Torah : Numbers 1:1-4:20
Haftarah : Hosea 2:1-22
Gospel : John 1-2

This week’s Torah portion opens with a command from God that a census is to be taken of the Israelites. Indeed, there were three counts taken in the first thirteen months following the Exodus from Egypt. While for most of us such counts and genealogies are frequent prescriptions for sleep they have tremendous end time significance.

Some questions to ask yourself would be why were there three censuses ordered between this and Shavout, (Pentecost) which always follows the close to the reading of this particular Torah portion (Bamidbar)?

It is important to remember that counting (directed by God) is a gesture of Love.

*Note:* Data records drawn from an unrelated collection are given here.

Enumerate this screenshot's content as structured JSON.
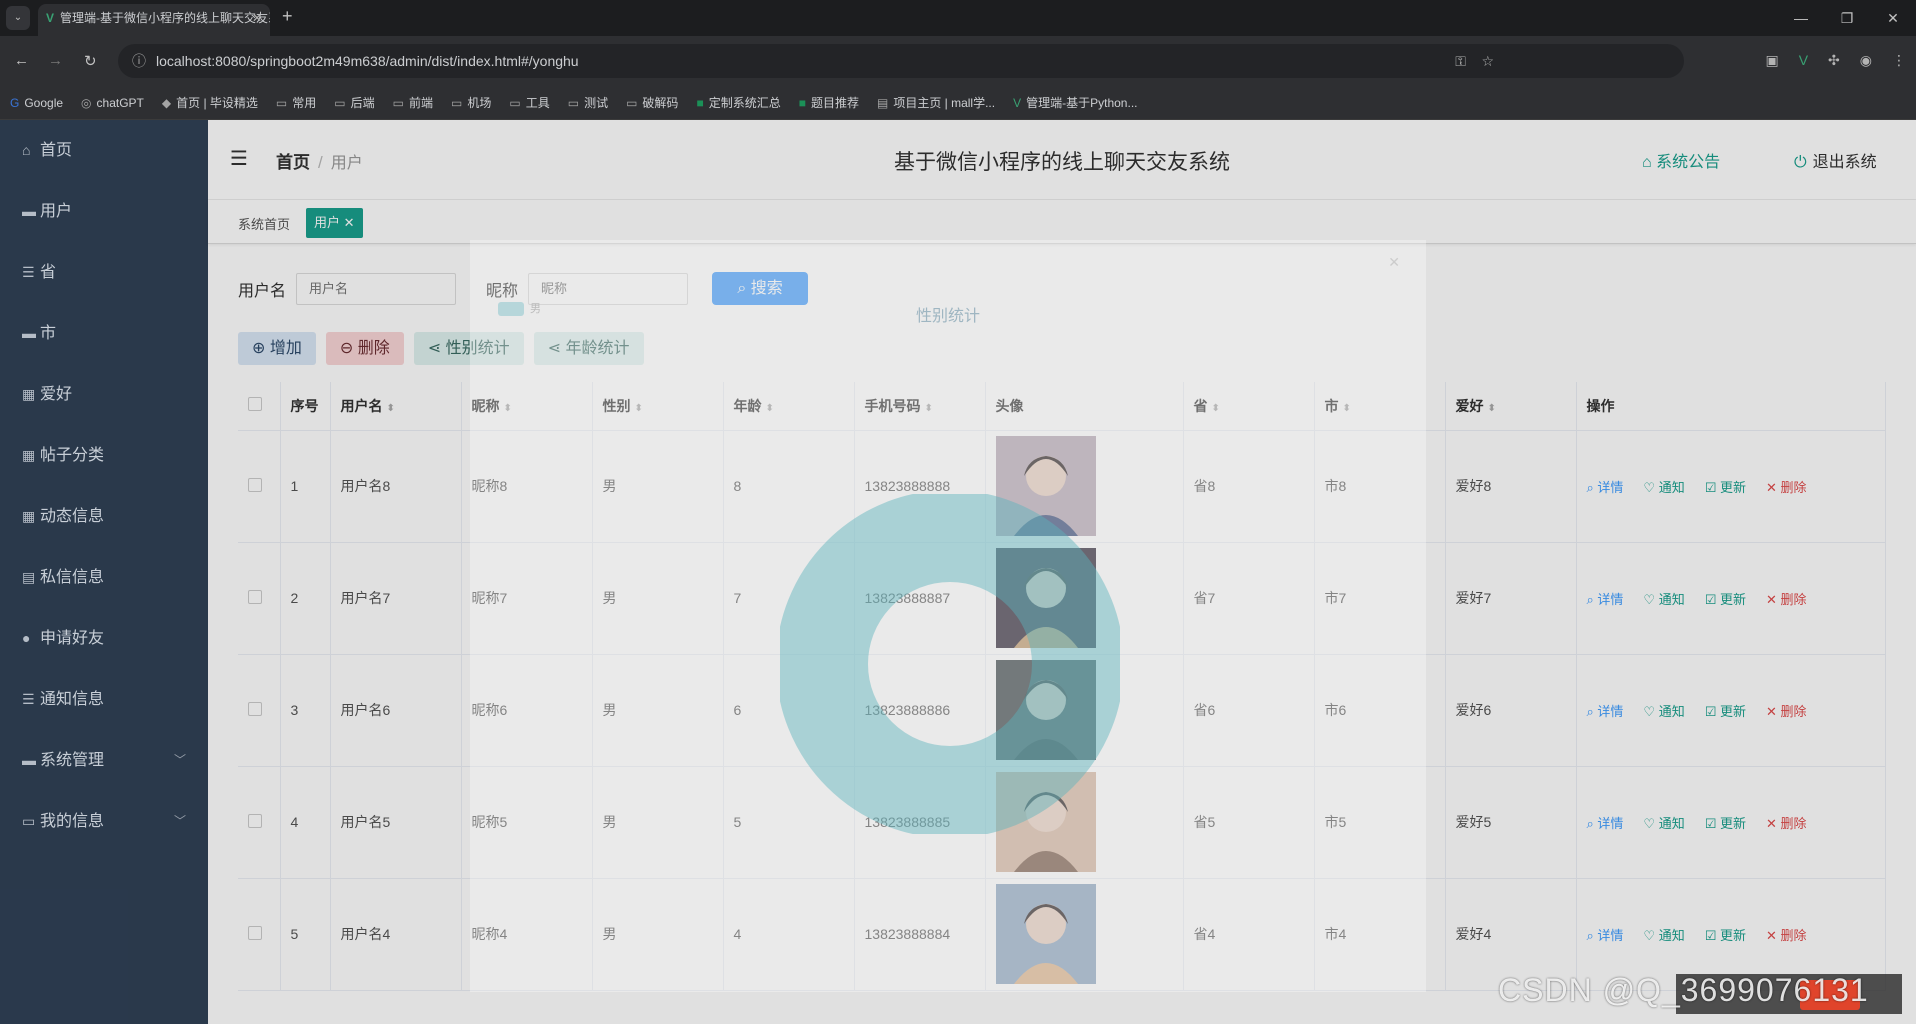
{
  "browser": {
    "tab_title": "管理端-基于微信小程序的线上聊天交友系统",
    "url": "localhost:8080/springboot2m49m638/admin/dist/index.html#/yonghu",
    "bookmarks": [
      "Google",
      "chatGPT",
      "首页 | 毕设精选",
      "常用",
      "后端",
      "前端",
      "机场",
      "工具",
      "测试",
      "破解码",
      "定制系统汇总",
      "题目推荐",
      "项目主页 | mall学...",
      "管理端-基于Python..."
    ]
  },
  "sidebar": {
    "items": [
      {
        "label": "首页",
        "icon": "home-icon"
      },
      {
        "label": "用户",
        "icon": "user-icon"
      },
      {
        "label": "省",
        "icon": "sliders-icon"
      },
      {
        "label": "市",
        "icon": "message-icon"
      },
      {
        "label": "爱好",
        "icon": "grid-icon"
      },
      {
        "label": "帖子分类",
        "icon": "grid-icon"
      },
      {
        "label": "动态信息",
        "icon": "grid-icon"
      },
      {
        "label": "私信信息",
        "icon": "clipboard-icon"
      },
      {
        "label": "申请好友",
        "icon": "person-icon"
      },
      {
        "label": "通知信息",
        "icon": "list-icon"
      },
      {
        "label": "系统管理",
        "icon": "message-icon"
      },
      {
        "label": "我的信息",
        "icon": "window-icon"
      }
    ]
  },
  "header": {
    "breadcrumb_home": "首页",
    "breadcrumb_current": "用户",
    "title": "基于微信小程序的线上聊天交友系统",
    "notice": "系统公告",
    "logout": "退出系统"
  },
  "tags": {
    "home": "系统首页",
    "active": "用户"
  },
  "search": {
    "username_label": "用户名",
    "username_placeholder": "用户名",
    "nickname_label": "昵称",
    "nickname_placeholder": "昵称",
    "button": "搜索"
  },
  "actions": {
    "add": "增加",
    "delete": "删除",
    "gender_stats": "性别统计",
    "age_stats": "年龄统计"
  },
  "table": {
    "headers": [
      "序号",
      "用户名",
      "昵称",
      "性别",
      "年龄",
      "手机号码",
      "头像",
      "省",
      "市",
      "爱好",
      "操作"
    ],
    "ops": {
      "detail": "详情",
      "notify": "通知",
      "update": "更新",
      "delete": "删除"
    },
    "rows": [
      {
        "no": "1",
        "username": "用户名8",
        "nickname": "昵称8",
        "gender": "男",
        "age": "8",
        "phone": "13823888888",
        "province": "省8",
        "city": "市8",
        "hobby": "爱好8"
      },
      {
        "no": "2",
        "username": "用户名7",
        "nickname": "昵称7",
        "gender": "男",
        "age": "7",
        "phone": "13823888887",
        "province": "省7",
        "city": "市7",
        "hobby": "爱好7"
      },
      {
        "no": "3",
        "username": "用户名6",
        "nickname": "昵称6",
        "gender": "男",
        "age": "6",
        "phone": "13823888886",
        "province": "省6",
        "city": "市6",
        "hobby": "爱好6"
      },
      {
        "no": "4",
        "username": "用户名5",
        "nickname": "昵称5",
        "gender": "男",
        "age": "5",
        "phone": "13823888885",
        "province": "省5",
        "city": "市5",
        "hobby": "爱好5"
      },
      {
        "no": "5",
        "username": "用户名4",
        "nickname": "昵称4",
        "gender": "男",
        "age": "4",
        "phone": "13823888884",
        "province": "省4",
        "city": "市4",
        "hobby": "爱好4"
      }
    ]
  },
  "dialog": {
    "title": "性别统计",
    "legend": "男"
  },
  "watermark": "CSDN @Q_3699076131",
  "colors": {
    "sidebar_bg": "#304156",
    "accent": "#1aa08e",
    "primary": "#409eff",
    "danger": "#e04a4a",
    "donut": "#5ab4bc"
  }
}
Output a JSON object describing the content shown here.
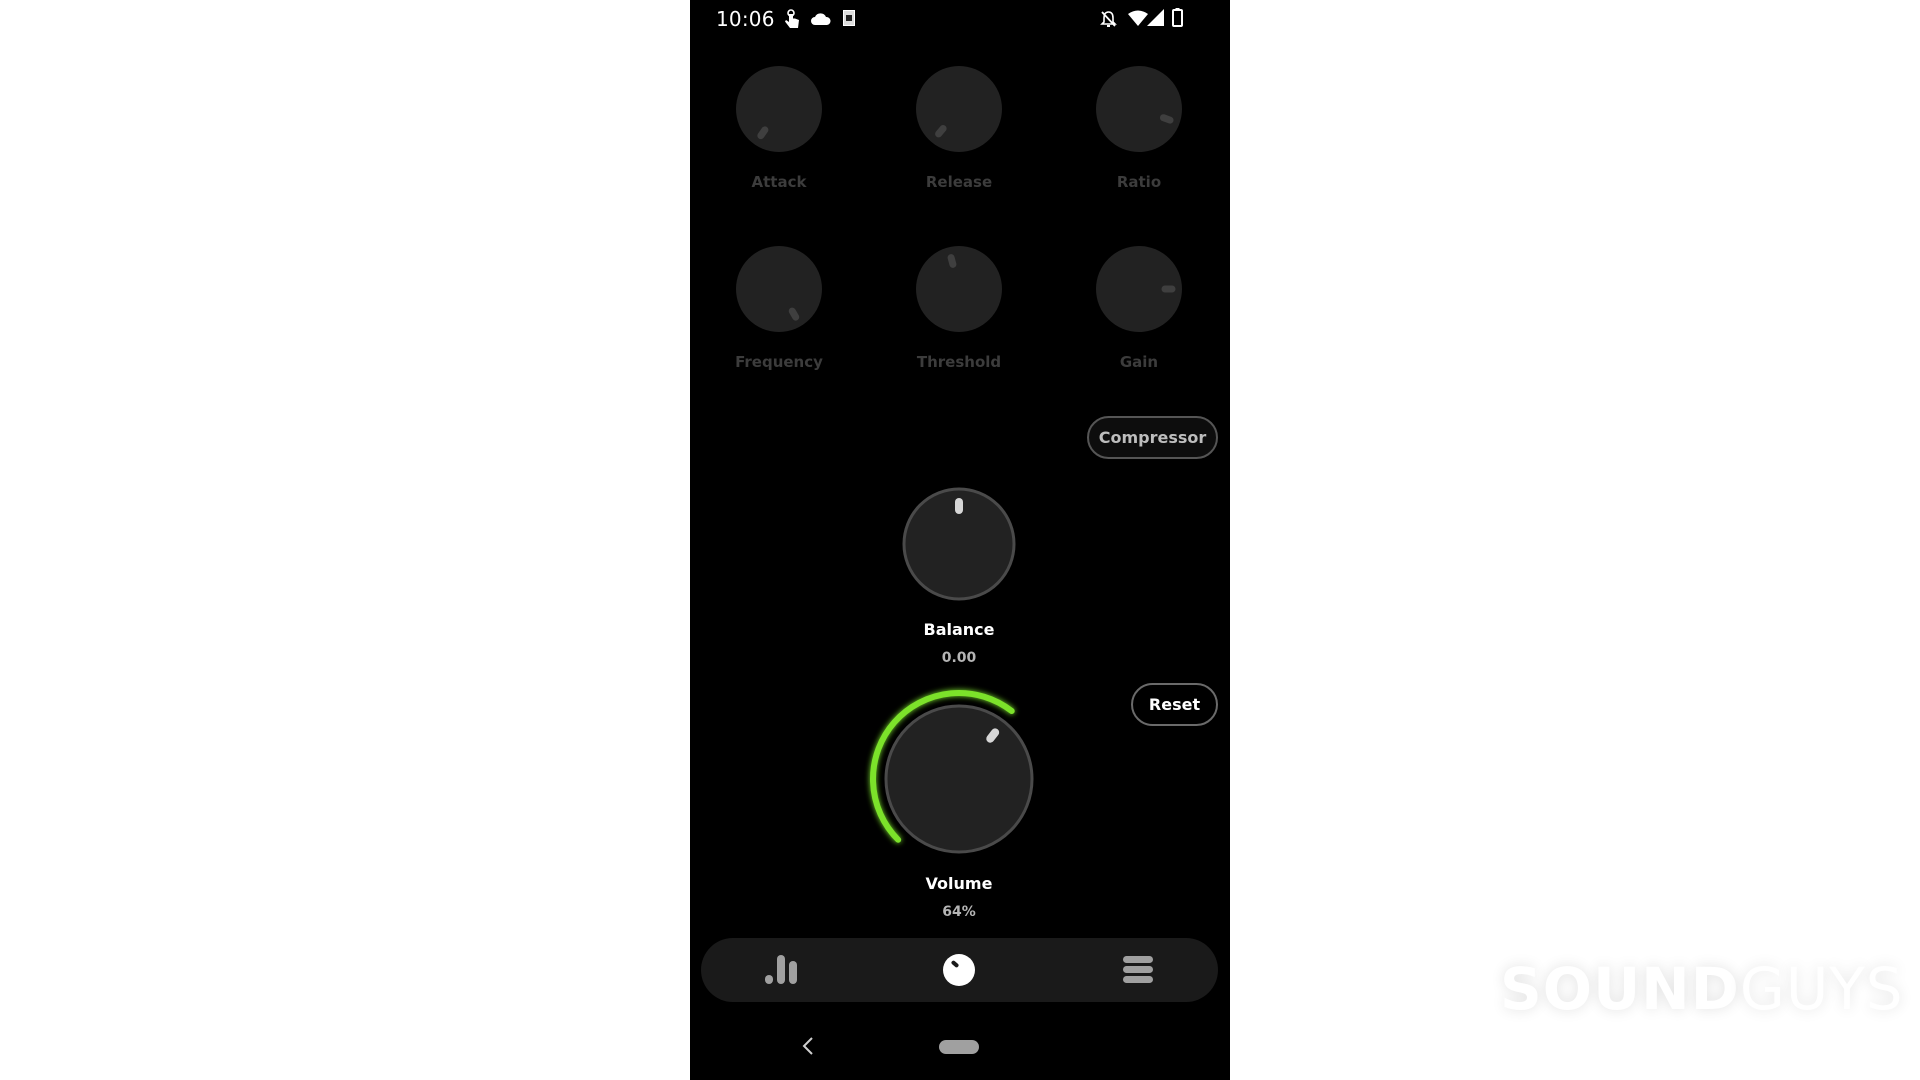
{
  "status_bar": {
    "time": "10:06",
    "left_icons": [
      "touch-gesture-icon",
      "cloud-icon",
      "sim-card-icon"
    ],
    "right_icons": [
      "bell-off-icon",
      "wifi-icon",
      "cellular-signal-icon",
      "battery-icon"
    ]
  },
  "compressor_knobs": [
    {
      "label": "Attack",
      "indicator_angle_deg": -145
    },
    {
      "label": "Release",
      "indicator_angle_deg": -140
    },
    {
      "label": "Ratio",
      "indicator_angle_deg": 110
    },
    {
      "label": "Frequency",
      "indicator_angle_deg": 150
    },
    {
      "label": "Threshold",
      "indicator_angle_deg": -15
    },
    {
      "label": "Gain",
      "indicator_angle_deg": 90
    }
  ],
  "compressor_button": {
    "label": "Compressor"
  },
  "balance": {
    "label": "Balance",
    "value": "0.00"
  },
  "reset_button": {
    "label": "Reset"
  },
  "volume": {
    "label": "Volume",
    "value": "64%",
    "fraction": 0.64
  },
  "colors": {
    "accent": "#7be22c",
    "background": "#000000",
    "knob": "#222222"
  },
  "bottom_nav": {
    "items": [
      {
        "name": "equalizer",
        "icon": "bar-chart-icon",
        "active": false
      },
      {
        "name": "knobs",
        "icon": "knob-icon",
        "active": true
      },
      {
        "name": "presets",
        "icon": "list-icon",
        "active": false
      }
    ]
  },
  "system_nav": {
    "back": "back-icon",
    "home": "home-pill"
  },
  "watermark": {
    "bold": "SOUND",
    "light": "GUYS"
  }
}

When things are counted, they are done so to render equality. The President of the United States and the factory worker in Detroit each are counted once; no more and no less. The acclaimed Rashi states “that the census was a token of God’s love, it must have been a gesture towards that which in every Jew is equal, not his intellect, not his moral standing, but his essence; His Jewish soul.” God loves souls!

Generally speaking the Torah portion Bamidbar is usually read on the Sabbath before Shavuot (Pentecost). On the first Shavuot God gives Israel the Torah and is considered the wedding of Israel to God. In observant Jewish weddingS the bridegroom is called to the Torah as a preparation for the wedding. It is here perhaps we find one significant meaning and that is Bamidbar (in the wilderness) is a preparation time and place for a special union between God and His people.

Life in any age can be chaotic. Many of you would agree with me that this modern world in which we live is perhaps the most chaotic times of all. Couple our daily commutes with balancing families, finances, and friends and you have quickly acquired a full load.

Apostolic Life Application

The Apostle Paul compared the life of faith to running a race. While the Apostle Paul was in that race he stressed that he himself did not consider to have arrived at his goal yet. His emphasis was on keeping his eyes on the finish line. 

Brethren, I count not myself to have apprehended: but this one thing I do, forgetting those things which are behind, and reaching forth unto those things which are before, I press toward the mark for the prize of the high calling of God in Christ Jesus.                   (Philippians 3:13-14 KJV)

In any race there are dangers lurking around every corner, some from within and some from without. The book of Numbers demonstrates for us some of the spiritual dangers one may face while running the race. Let us not forget that an entire generation never finished their race! They started in Egypt and ran well to Mount Sinai but never crossed the finish line of the promise land.

The starting line and the finishing line are emotionally charged places, however, if one is to begin and end well one must journey through life’s spiritual wildernesses. Again, the book of Numbers tells us how to run. The Apostle Paul put it this way: “And if a man takes part in a competition he does not get the crown if he has not kept the rules.” (2 Timothy 2:5 BBE)

Jesus Himself gives us a perfect picture of this fact: “Then was Jesus led up of the Spirit into the wilderness to be tempted of the devil. And when he had fasted forty days and forty nights, he was afterward an hungred. And when the tempter came to him, he said, If thou be the Son of God, command that these stones be made bread. But he answered and said, It is written, Man shall not live by bread alone, but by every word that proceedeth out of the mouth of God.” (Matthew 4:1-4 KJV)

Failure is not our problem understanding the rules is where we struggle. When we fall in the race the victory is as simple as getting back up and resume running.  

Let us take a lesson from Bamidbar today! As we prepare for Pentecost let us consider the preparation of wilderness. Perhaps we would all be better off to consider silencing the myriad of electronic devices in our lives in favor of creating an atmosphere with only the noise of God’s Spirit blowing in our faces.